Intervention: Adventure Activities

This section introduces activities as the primary mode of intervention and the primary catalyst for change in adventure therapy. Each section defines a category of activity, why that activity could be selected, and practitioner guidelines. These activities are not limited to one specific application and can be used in conjunction with one another. Critical components for all adventure activities include, but are not limited to:

  • Physical and emotional safety (Alvarez & Stauffer, 2001) 
  • Clear therapeutic intent (Priest & Gass, 1999, 1997; Luckner & Nadler, 1992; Schoel & Maizell, 2002). 
  • Effective facilitation (Lung, Stauffer & Alvarez, 2008; Brown, 1999). 
  • Client preparation for activities 
  • Clear behavioral expectations 
  • Engagement of the client (Alvarez & Stauffer, 2001). 

Practitioner Guidelines
The hallmark elements of adventure activities include a sense of the unknown, an element of real or perceived risk, and an element of mental or physical challenge.

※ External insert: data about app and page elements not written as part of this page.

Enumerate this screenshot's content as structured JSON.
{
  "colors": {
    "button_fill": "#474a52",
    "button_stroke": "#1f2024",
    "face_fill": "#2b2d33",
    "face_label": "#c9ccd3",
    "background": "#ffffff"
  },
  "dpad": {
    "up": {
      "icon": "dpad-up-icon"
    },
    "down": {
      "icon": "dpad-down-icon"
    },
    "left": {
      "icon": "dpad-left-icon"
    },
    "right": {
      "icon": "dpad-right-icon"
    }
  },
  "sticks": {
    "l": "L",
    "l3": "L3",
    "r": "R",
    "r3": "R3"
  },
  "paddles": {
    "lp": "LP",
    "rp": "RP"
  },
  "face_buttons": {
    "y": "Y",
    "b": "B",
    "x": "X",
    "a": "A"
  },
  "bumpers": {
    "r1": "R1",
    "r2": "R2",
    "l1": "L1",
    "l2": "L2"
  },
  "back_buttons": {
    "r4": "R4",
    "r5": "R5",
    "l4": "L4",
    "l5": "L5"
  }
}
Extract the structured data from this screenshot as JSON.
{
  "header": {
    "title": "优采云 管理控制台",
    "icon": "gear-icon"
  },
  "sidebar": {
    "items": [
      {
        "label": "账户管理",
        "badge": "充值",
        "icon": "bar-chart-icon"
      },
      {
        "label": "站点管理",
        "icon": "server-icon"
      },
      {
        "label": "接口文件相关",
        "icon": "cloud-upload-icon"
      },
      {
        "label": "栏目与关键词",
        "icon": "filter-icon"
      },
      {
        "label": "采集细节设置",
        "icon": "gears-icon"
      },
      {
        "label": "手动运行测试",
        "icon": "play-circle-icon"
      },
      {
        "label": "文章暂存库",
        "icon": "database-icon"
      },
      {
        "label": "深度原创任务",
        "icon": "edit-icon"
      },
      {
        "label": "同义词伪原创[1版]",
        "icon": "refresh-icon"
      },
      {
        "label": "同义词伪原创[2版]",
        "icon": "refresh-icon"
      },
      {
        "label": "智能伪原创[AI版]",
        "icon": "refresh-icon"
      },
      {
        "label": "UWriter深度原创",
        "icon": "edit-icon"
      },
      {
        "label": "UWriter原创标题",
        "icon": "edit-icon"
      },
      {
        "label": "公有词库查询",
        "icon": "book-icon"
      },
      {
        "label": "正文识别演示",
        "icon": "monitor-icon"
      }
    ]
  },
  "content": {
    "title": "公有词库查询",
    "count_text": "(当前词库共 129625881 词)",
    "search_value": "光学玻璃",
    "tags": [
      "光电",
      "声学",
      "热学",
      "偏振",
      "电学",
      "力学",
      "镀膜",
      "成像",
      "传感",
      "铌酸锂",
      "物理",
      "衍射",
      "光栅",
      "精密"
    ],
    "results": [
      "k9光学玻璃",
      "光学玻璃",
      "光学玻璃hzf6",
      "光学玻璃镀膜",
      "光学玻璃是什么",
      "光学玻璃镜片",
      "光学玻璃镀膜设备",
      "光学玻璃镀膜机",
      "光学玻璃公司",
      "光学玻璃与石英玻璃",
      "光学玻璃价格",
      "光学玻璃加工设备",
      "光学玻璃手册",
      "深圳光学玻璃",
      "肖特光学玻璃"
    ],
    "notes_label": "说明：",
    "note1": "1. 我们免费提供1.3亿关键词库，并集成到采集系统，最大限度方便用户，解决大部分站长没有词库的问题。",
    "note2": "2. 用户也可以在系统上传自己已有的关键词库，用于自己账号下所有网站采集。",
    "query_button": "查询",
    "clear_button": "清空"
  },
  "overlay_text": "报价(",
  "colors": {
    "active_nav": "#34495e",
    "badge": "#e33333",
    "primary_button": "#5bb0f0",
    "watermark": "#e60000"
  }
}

A practitioner will attend to all of these elements and consider how they intersect with the treatment outcomes desired.

Practitioner guidelines are discussed that are relevant to all activities used in the application of adventure therapy.

Categories of Adventure Activities
The diversity of activities available to the adventure practitioner is so great that it would be difficult to capture all activities or even all types of activities. Creativity and adaptation are at the heart of adventure work. The following pages are an attempt to give substance and definition in a way that is useful in gaining an understanding of adventure activities, reasons for their use, and practitioner guidelines for using them.

  • Cooperative activities (games, ice breakers, de-inhibitors) 
  • Initiatives 
    • No Prop and Low Prop Initiatives 
    • Low Constructed Initiatives
  • Trust Activities 
  • High Constructed Elements 
  • Service Learning 
  • Solo 
  • Natural Environment/High Adventure Activities 
  • Expeditions

Connection to Treatment Outcomes
The use of adventure activities as an intervention allows for great flexibility in how each activity is utilized in treatment. The combination of the activity with varying facilitation choices can allow one activity to be employed for several different intended treatment outcomes. Therefore, each activity section of this site identifies several reasons why that category of activity may be used but this in no way indicates that those reasons are the only potential uses of the activity. More information about intended treatment outcomes common to a wide variety of adventure activities is available in the Treatment Outcomes section.